       $_ | Set-PerfmonLog -Clear 
  } 

Starting a Service from an Azure Worker Role

Just a quick followup post from my previous entry regarding Azure firewall rules and endpoints.

Starting a Service Sample:

class ServiceMonitor
{
    public static bool CheckAndStartService(String ServiceName, int StartTimeOutSeconds)
    {
        ServiceController mySC = new ServiceController(ServiceName);
        if (IsServiceStatusOK(mySC.Status) == false)
        {
            System.Diagnostics.Trace.WriteLine("Starting Service.....");
            try
            {
                mySC.Start();
            }
            catch(Exception exc)
            {
                  System.Diagnostics.Trace.WriteLine("Exception Occurred:" + exc.Message);
            }
            mySC.WaitForStatus(ServiceControllerStatus.Running, new TimeSpan(0, 0, StartTimeOutSeconds));

            if (IsServiceStatusOK(mySC.Status))
                return true;
            else
                return false;
        }
        return true;
    }

    static private bool IsServiceStatusOK(ServiceControllerStatus Status)
    {
        if (Status != ServiceControllerStatus.Running && Status != ServiceControllerStatus.StartPending && Status != ServiceControllerStatus.ContinuePending)
        {
            return false;
        }
        return true;
    }
}

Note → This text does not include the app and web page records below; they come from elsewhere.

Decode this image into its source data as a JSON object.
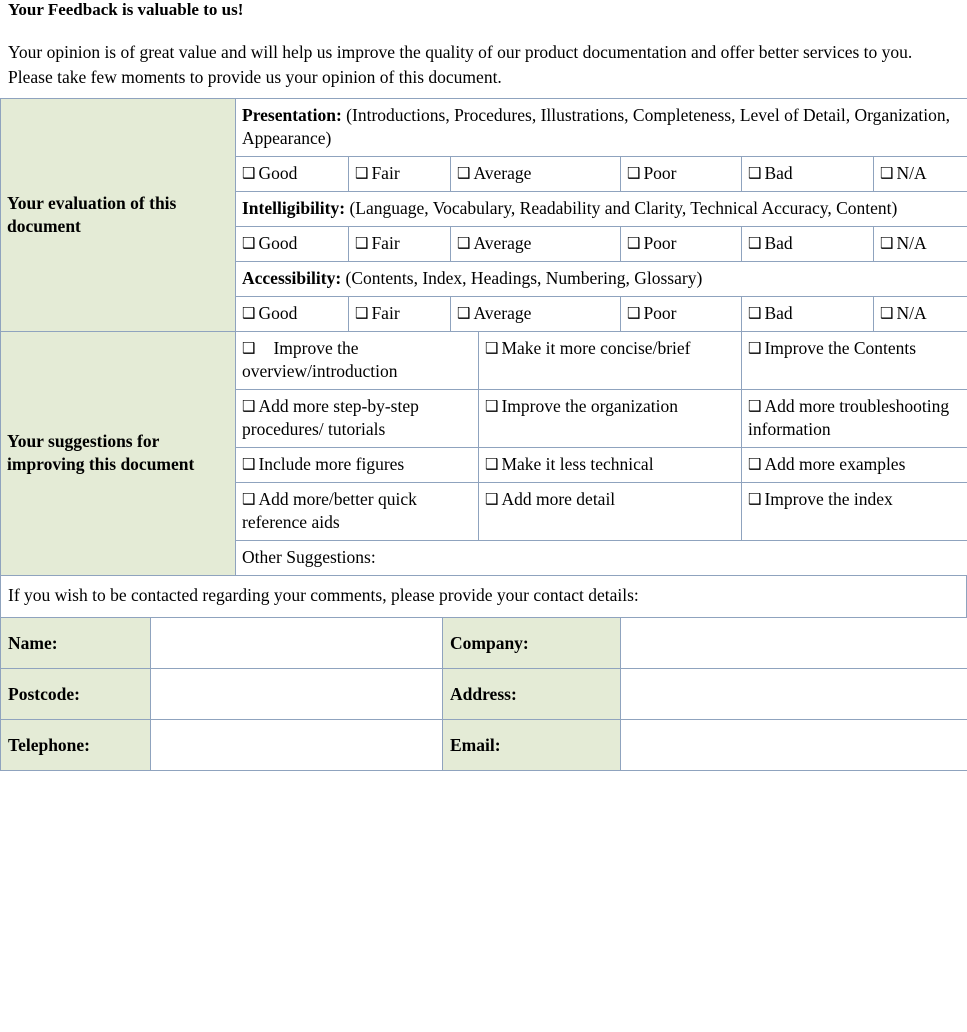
{
  "heading": "Your Feedback is valuable to us!",
  "intro": "Your opinion is of great value and will help us improve the quality of our product documentation and offer better services to you. Please take few moments to provide us your opinion of this document.",
  "colors": {
    "label_cell_background": "#E4EBD6",
    "table_border": "#8FA3BE",
    "page_background": "#FFFFFF",
    "text": "#000000"
  },
  "icons": {
    "checkbox": "❑"
  },
  "evaluation": {
    "label": "Your evaluation of this document",
    "criteria": [
      {
        "name": "Presentation:",
        "detail": "(Introductions, Procedures, Illustrations, Completeness, Level of Detail, Organization, Appearance)",
        "ratings": [
          "Good",
          "Fair",
          "Average",
          "Poor",
          "Bad",
          "N/A"
        ]
      },
      {
        "name": "Intelligibility:",
        "detail": "(Language, Vocabulary, Readability and Clarity, Technical Accuracy, Content)",
        "ratings": [
          "Good",
          "Fair",
          "Average",
          "Poor",
          "Bad",
          "N/A"
        ]
      },
      {
        "name": "Accessibility:",
        "detail": "(Contents, Index, Headings, Numbering, Glossary)",
        "ratings": [
          "Good",
          "Fair",
          "Average",
          "Poor",
          "Bad",
          "N/A"
        ]
      }
    ]
  },
  "suggestions": {
    "label": "Your suggestions for improving this document",
    "rows": [
      [
        "Improve the overview/introduction",
        "Make it more concise/brief",
        "Improve the Contents"
      ],
      [
        "Add more step-by-step procedures/ tutorials",
        "Improve the organization",
        "Add more troubleshooting information"
      ],
      [
        "Include more figures",
        "Make it less technical",
        "Add more examples"
      ],
      [
        "Add more/better quick reference aids",
        "Add more detail",
        "Improve the index"
      ]
    ],
    "other_label": "Other Suggestions:"
  },
  "contact": {
    "note": "If you wish to be contacted regarding your comments, please provide your contact details:",
    "fields": [
      {
        "left_label": "Name:",
        "left_value": "",
        "right_label": "Company:",
        "right_value": ""
      },
      {
        "left_label": "Postcode:",
        "left_value": "",
        "right_label": "Address:",
        "right_value": ""
      },
      {
        "left_label": "Telephone:",
        "left_value": "",
        "right_label": "Email:",
        "right_value": ""
      }
    ]
  }
}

To use this helper class from your worker role:

 

public override void Run()
{
String ServiceName = "SimpleService";
int ServiceFailCount = 0;
const int MAXFAILS = 5;

while (true)
{
// if the service failed more than 5 times return
if (ServiceFailCount >= MAXFAILS)
{
Trace.TraceError(String.Format(String.Format("{0} has failed to start {1} times", ServiceName, ServiceFailCount)));
return;
}
try
{
// Check if the service is running
if (ServiceMonitor.CheckAndStartService(ServiceName, 10) == true)
{
Trace.TraceInformation("Service is Running");
}
else
{
// if not increment the fail count
ServiceFailCount++;
Trace.TraceError("Service is no longer Running");
}
}
catch (Exception e)
{
Trace.TraceError("Exception occurred: " + e.Message);
}
Thread.Sleep(10000);
}
}

Note: Using the ServiceController class from your worker role requires elevation. So you will need to add the following to your worker role configuration:


This should allow connectivity to the service via whatever internal endpoint you have configured without additional firewall configuration.